Home to one of the world’s elite cancer facilities, Houston is a city where many come to find causes and cures for the disease. But for residents of the Fifth Ward and Kashmere Gardens, 10 miles away from the MD Anderson Cancer Center, their own neighborhood could be the cause of life threatening, cancer-causing dangers.
The historically predominantly African American community is enraged following the results of a recent study by the Texas Department of State Health Services that shares data on larger than expected cancer clusters below the ground where their children play and grow. The data was published this past summer, but wasn’t brought to the attention of the community until December.
The study shows that creosote contamination threatens the neighbors of the Englewood Rail Yard, which is owned by the Union Pacific railroad company. Although creosote treatments, meant to prevent rot and preserve railroad ties, were terminated in the 1980s, the soil in the area remains a health issue, with cancer-causing chemicals underneath over 100 homes.
In 2014, Union Pacific sent letters to residents living in the contamination zone advising that residents never use the groundwater.

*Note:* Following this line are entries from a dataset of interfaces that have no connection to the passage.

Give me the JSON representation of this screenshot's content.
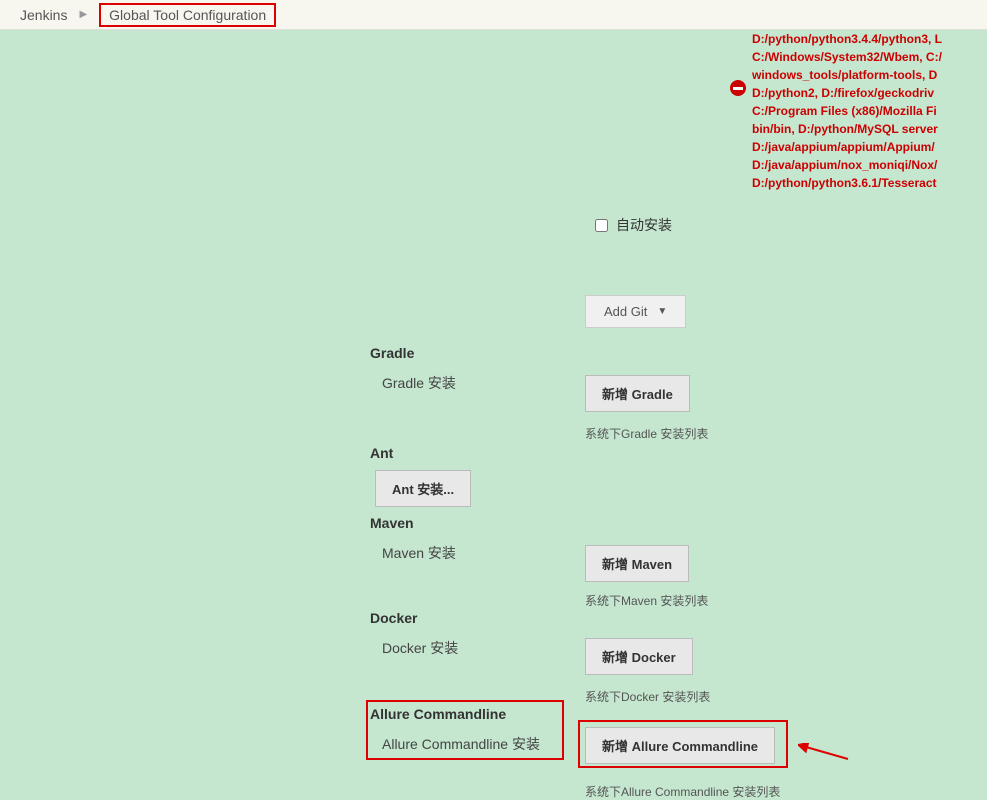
{
  "breadcrumb": {
    "home": "Jenkins",
    "current": "Global Tool Configuration"
  },
  "error_text": "D:/python/python3.4.4/python3, L\nC:/Windows/System32/Wbem, C:/\nwindows_tools/platform-tools, D\nD:/python2, D:/firefox/geckodriv\nC:/Program Files (x86)/Mozilla Fi\nbin/bin, D:/python/MySQL server\nD:/java/appium/appium/Appium/\nD:/java/appium/nox_moniqi/Nox/\nD:/python/python3.6.1/Tesseract",
  "auto_install_label": "自动安装",
  "add_git_label": "Add Git",
  "sections": {
    "gradle": {
      "title": "Gradle",
      "sub": "Gradle 安装",
      "btn": "新增 Gradle",
      "desc": "系统下Gradle 安装列表"
    },
    "ant": {
      "title": "Ant",
      "btn": "Ant 安装..."
    },
    "maven": {
      "title": "Maven",
      "sub": "Maven 安装",
      "btn": "新增 Maven",
      "desc": "系统下Maven 安装列表"
    },
    "docker": {
      "title": "Docker",
      "sub": "Docker 安装",
      "btn": "新增 Docker",
      "desc": "系统下Docker 安装列表"
    },
    "allure": {
      "title": "Allure Commandline",
      "sub": "Allure Commandline 安装",
      "btn": "新增 Allure Commandline",
      "desc": "系统下Allure Commandline 安装列表"
    }
  }
}
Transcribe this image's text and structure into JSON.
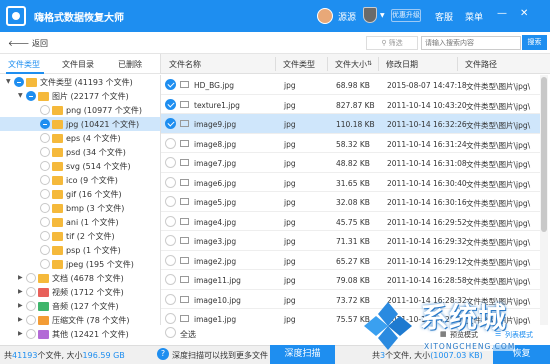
{
  "app": {
    "title": "嗨格式数据恢复大师",
    "user": "源源",
    "vip": "优惠升级",
    "service": "客服",
    "menu": "菜单"
  },
  "toolbar": {
    "back": "返回",
    "filter": "筛选",
    "search_placeholder": "请输入搜索内容",
    "search": "搜索"
  },
  "tabs": [
    "文件类型",
    "文件目录",
    "已删除"
  ],
  "tree": [
    {
      "label": "文件类型 (41193 个文件)",
      "level": 0,
      "state": "minus",
      "arrow": "▼",
      "color": "#f5b93b"
    },
    {
      "label": "图片 (22177 个文件)",
      "level": 1,
      "state": "minus",
      "arrow": "▼",
      "color": "#f5b93b"
    },
    {
      "label": "png (10977 个文件)",
      "level": 2,
      "state": "empty",
      "arrow": "",
      "color": "#f5b93b"
    },
    {
      "label": "jpg (10421 个文件)",
      "level": 2,
      "state": "minus",
      "arrow": "",
      "color": "#f5b93b",
      "selected": true
    },
    {
      "label": "eps (4 个文件)",
      "level": 2,
      "state": "empty",
      "arrow": "",
      "color": "#f5b93b"
    },
    {
      "label": "psd (34 个文件)",
      "level": 2,
      "state": "empty",
      "arrow": "",
      "color": "#f5b93b"
    },
    {
      "label": "svg (514 个文件)",
      "level": 2,
      "state": "empty",
      "arrow": "",
      "color": "#f5b93b"
    },
    {
      "label": "ico (9 个文件)",
      "level": 2,
      "state": "empty",
      "arrow": "",
      "color": "#f5b93b"
    },
    {
      "label": "gif (16 个文件)",
      "level": 2,
      "state": "empty",
      "arrow": "",
      "color": "#f5b93b"
    },
    {
      "label": "bmp (3 个文件)",
      "level": 2,
      "state": "empty",
      "arrow": "",
      "color": "#f5b93b"
    },
    {
      "label": "ani (1 个文件)",
      "level": 2,
      "state": "empty",
      "arrow": "",
      "color": "#f5b93b"
    },
    {
      "label": "tif (2 个文件)",
      "level": 2,
      "state": "empty",
      "arrow": "",
      "color": "#f5b93b"
    },
    {
      "label": "psp (1 个文件)",
      "level": 2,
      "state": "empty",
      "arrow": "",
      "color": "#f5b93b"
    },
    {
      "label": "jpeg (195 个文件)",
      "level": 2,
      "state": "empty",
      "arrow": "",
      "color": "#f5b93b"
    },
    {
      "label": "文档 (4678 个文件)",
      "level": 1,
      "state": "empty",
      "arrow": "▶",
      "color": "#f5b93b"
    },
    {
      "label": "视频 (1712 个文件)",
      "level": 1,
      "state": "empty",
      "arrow": "▶",
      "color": "#e8605a"
    },
    {
      "label": "音频 (127 个文件)",
      "level": 1,
      "state": "empty",
      "arrow": "▶",
      "color": "#3fb56b"
    },
    {
      "label": "压缩文件 (78 个文件)",
      "level": 1,
      "state": "empty",
      "arrow": "▶",
      "color": "#f39c35"
    },
    {
      "label": "其他 (12421 个文件)",
      "level": 1,
      "state": "empty",
      "arrow": "▶",
      "color": "#b36ad6"
    }
  ],
  "columns": [
    "文件名称",
    "文件类型",
    "文件大小",
    "修改日期",
    "文件路径"
  ],
  "files": [
    {
      "name": "HD_BG.jpg",
      "type": "jpg",
      "size": "68.98 KB",
      "date": "2015-08-07 14:47:18",
      "path": "文件类型\\图片\\jpg\\",
      "checked": true
    },
    {
      "name": "texture1.jpg",
      "type": "jpg",
      "size": "827.87 KB",
      "date": "2011-10-14 10:43:20",
      "path": "文件类型\\图片\\jpg\\",
      "checked": true
    },
    {
      "name": "image9.jpg",
      "type": "jpg",
      "size": "110.18 KB",
      "date": "2011-10-14 16:32:26",
      "path": "文件类型\\图片\\jpg\\",
      "checked": true,
      "selected": true
    },
    {
      "name": "image8.jpg",
      "type": "jpg",
      "size": "58.32 KB",
      "date": "2011-10-14 16:31:24",
      "path": "文件类型\\图片\\jpg\\",
      "checked": false
    },
    {
      "name": "image7.jpg",
      "type": "jpg",
      "size": "48.82 KB",
      "date": "2011-10-14 16:31:08",
      "path": "文件类型\\图片\\jpg\\",
      "checked": false
    },
    {
      "name": "image6.jpg",
      "type": "jpg",
      "size": "31.65 KB",
      "date": "2011-10-14 16:30:40",
      "path": "文件类型\\图片\\jpg\\",
      "checked": false
    },
    {
      "name": "image5.jpg",
      "type": "jpg",
      "size": "32.08 KB",
      "date": "2011-10-14 16:30:16",
      "path": "文件类型\\图片\\jpg\\",
      "checked": false
    },
    {
      "name": "image4.jpg",
      "type": "jpg",
      "size": "45.75 KB",
      "date": "2011-10-14 16:29:52",
      "path": "文件类型\\图片\\jpg\\",
      "checked": false
    },
    {
      "name": "image3.jpg",
      "type": "jpg",
      "size": "71.31 KB",
      "date": "2011-10-14 16:29:32",
      "path": "文件类型\\图片\\jpg\\",
      "checked": false
    },
    {
      "name": "image2.jpg",
      "type": "jpg",
      "size": "65.27 KB",
      "date": "2011-10-14 16:29:12",
      "path": "文件类型\\图片\\jpg\\",
      "checked": false
    },
    {
      "name": "image11.jpg",
      "type": "jpg",
      "size": "79.08 KB",
      "date": "2011-10-14 16:28:58",
      "path": "文件类型\\图片\\jpg\\",
      "checked": false
    },
    {
      "name": "image10.jpg",
      "type": "jpg",
      "size": "73.72 KB",
      "date": "2011-10-14 16:28:32",
      "path": "文件类型\\图片\\jpg\\",
      "checked": false
    },
    {
      "name": "image1.jpg",
      "type": "jpg",
      "size": "75.57 KB",
      "date": "2011-10-14 16:28:06",
      "path": "文件类型\\图片\\jpg\\",
      "checked": false
    }
  ],
  "select_all": "全选",
  "view": {
    "preview": "预览模式",
    "list": "列表模式"
  },
  "status": {
    "total_prefix": "共",
    "total_count": "41193",
    "total_mid": "个文件, 大小",
    "total_size": "196.59 GB",
    "deep_hint": "深度扫描可以找到更多文件",
    "deep_btn": "深度扫描",
    "sel_prefix": "共",
    "sel_count": "3",
    "sel_mid": "个文件, 大小",
    "sel_size": "(1007.03 KB)",
    "restore": "恢复"
  },
  "watermark": {
    "text": "系统城",
    "sub": "XITONGCHENG.COM"
  },
  "colors": {
    "accent": "#1e8ef0",
    "selected_row": "#cfe6fb"
  }
}
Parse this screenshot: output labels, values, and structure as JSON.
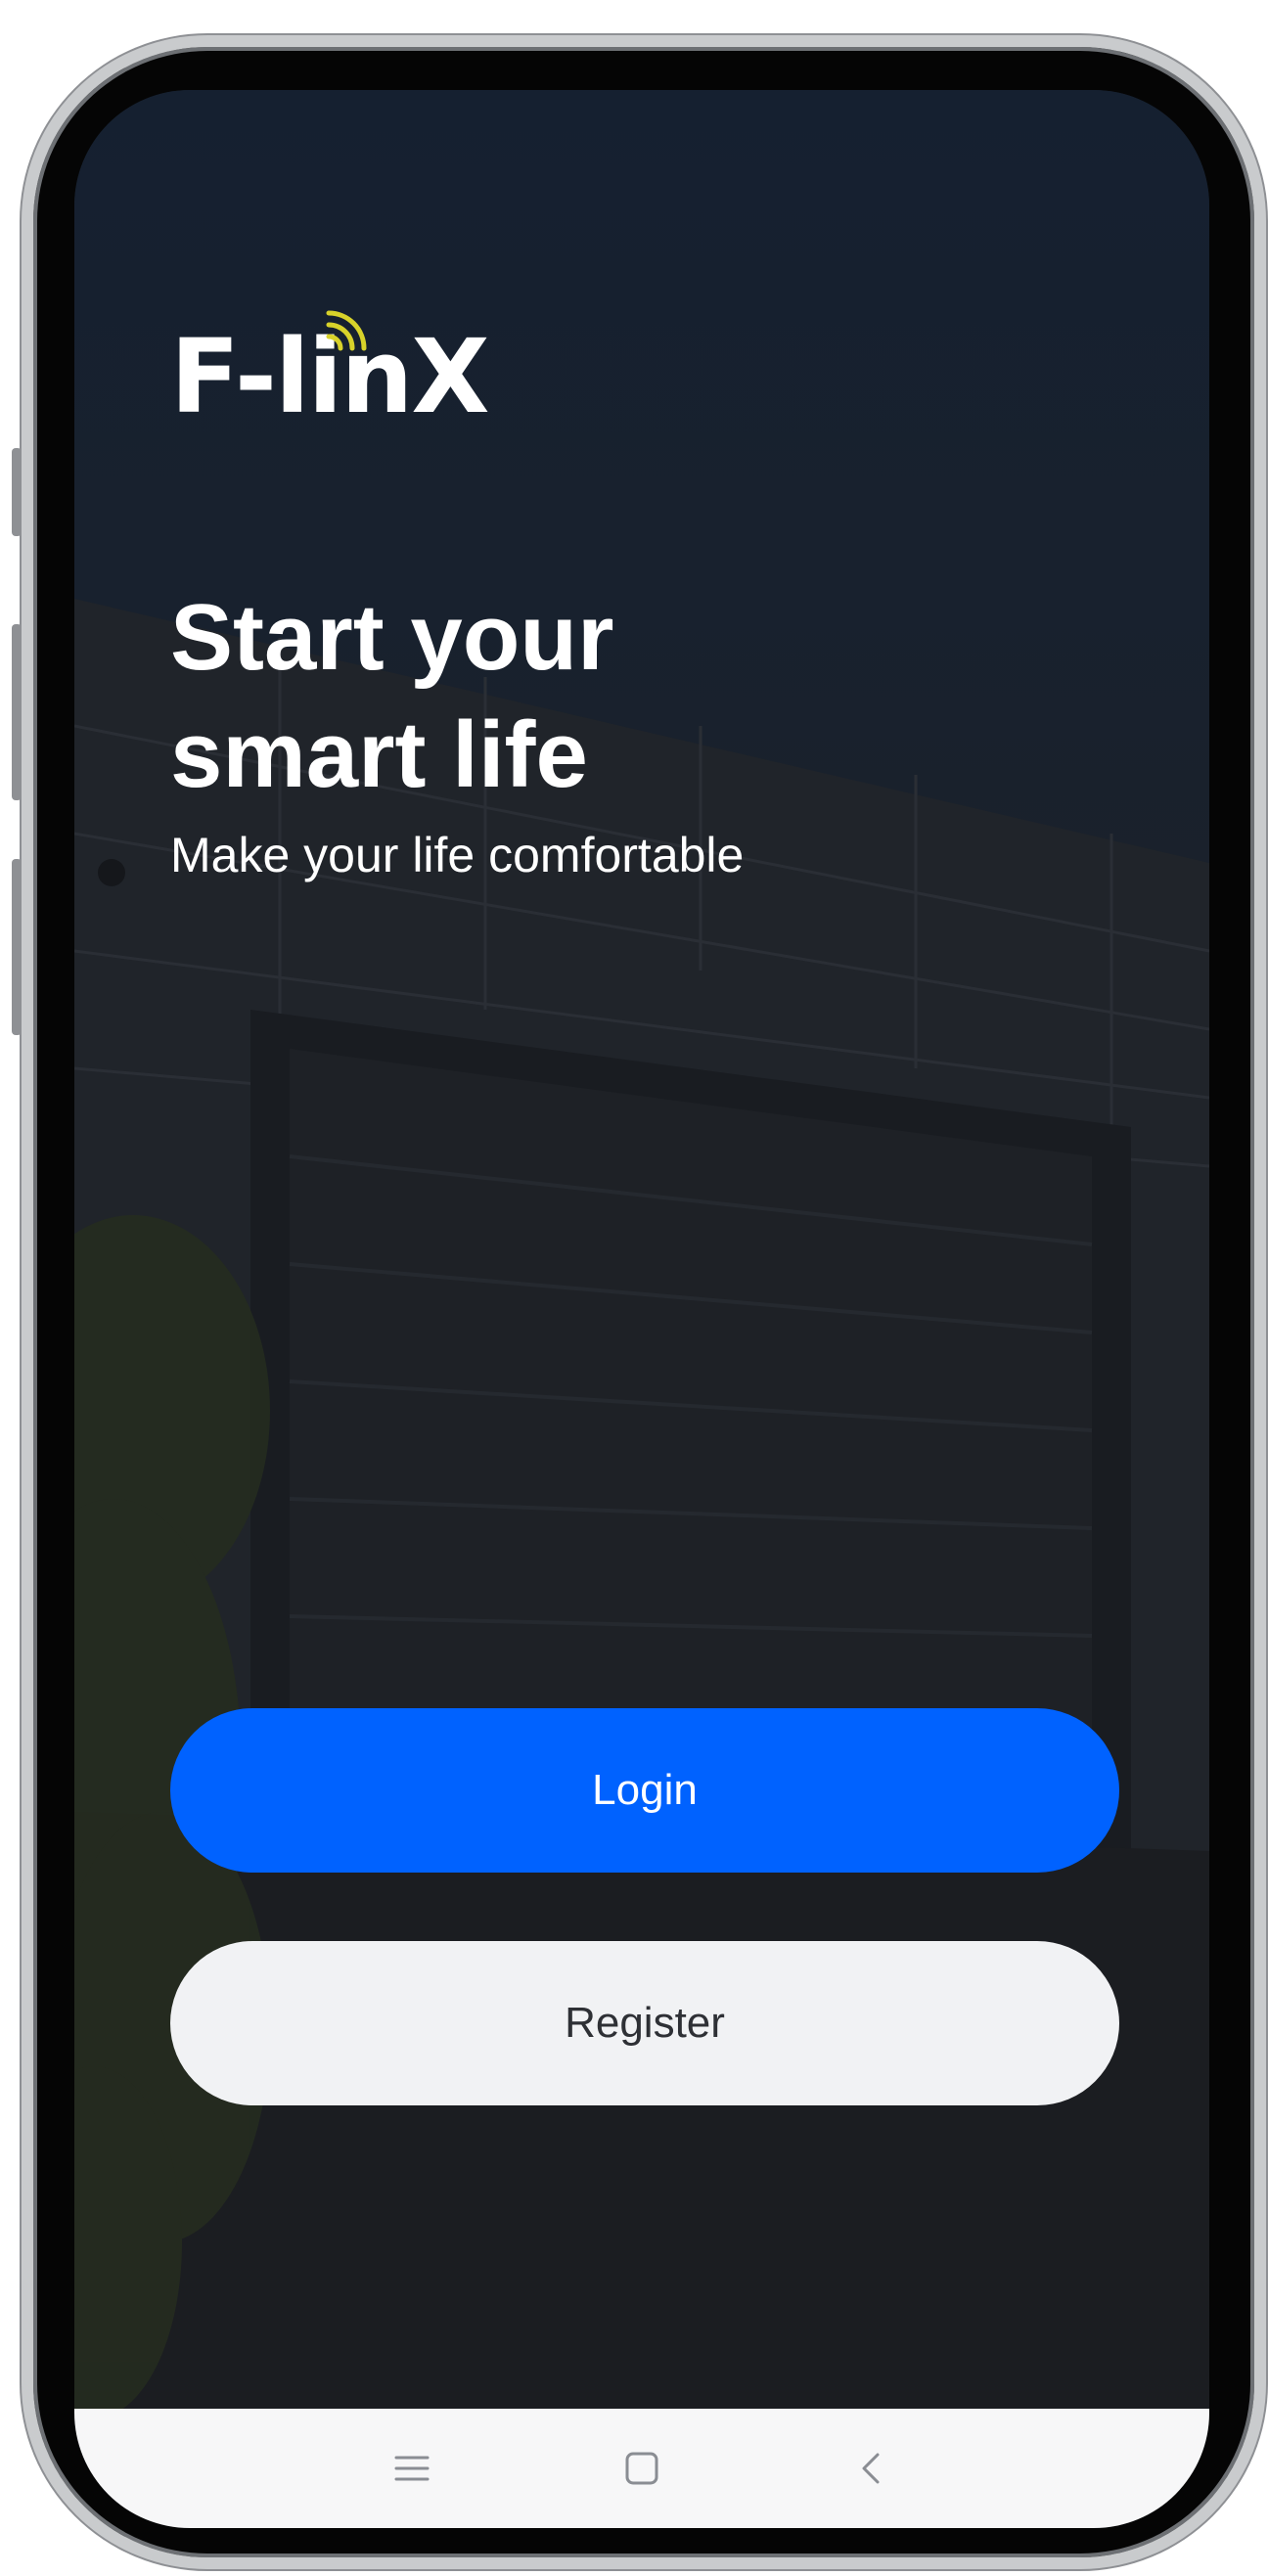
{
  "app": {
    "brand_name": "F-linX"
  },
  "hero": {
    "headline_line1": "Start your",
    "headline_line2": "smart life",
    "subtitle": "Make your life comfortable"
  },
  "actions": {
    "login_label": "Login",
    "register_label": "Register"
  },
  "nav": {
    "items": [
      {
        "icon": "menu-lines-icon"
      },
      {
        "icon": "home-square-icon"
      },
      {
        "icon": "back-chevron-icon"
      }
    ]
  },
  "colors": {
    "primary": "#0062ff",
    "secondary_button": "#f1f2f4",
    "wifi_accent": "#d8d22a",
    "background": "#151a22"
  }
}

At the time, the company was after a renewal permit from the Texas Commission on Environmental Quality that would prevent cleanup efforts.
Rep. Sheila Jackson Lee (D-Houston) pushed for the study last April, but a missing press release about the data published in August has caused concern over the lack of communication between residents and local officials over the cleanup and overall health and safety of the community.
Loren Hopkins, the chief environmental science officer for the Houston Health Department shared with the Houston Chronicle that the situation has gone from severe to now tragic, leading residents to wonder whether they can trust local and state officials to put their health above the business interests of companies like Union Pacific.
One Kashmere Gardens resident who attended a community meeting in April about the creosote contamination expressed frustration with the Houston Chronicle, saying, “I’m not just going to sit on my hands and watch the next generation die.” Another long-term resident said in a recent interview with ABC13 Eyewitness News, “All our neighbors are dead. We have one, two, three, four original people. Everyone else has died off from cancer.”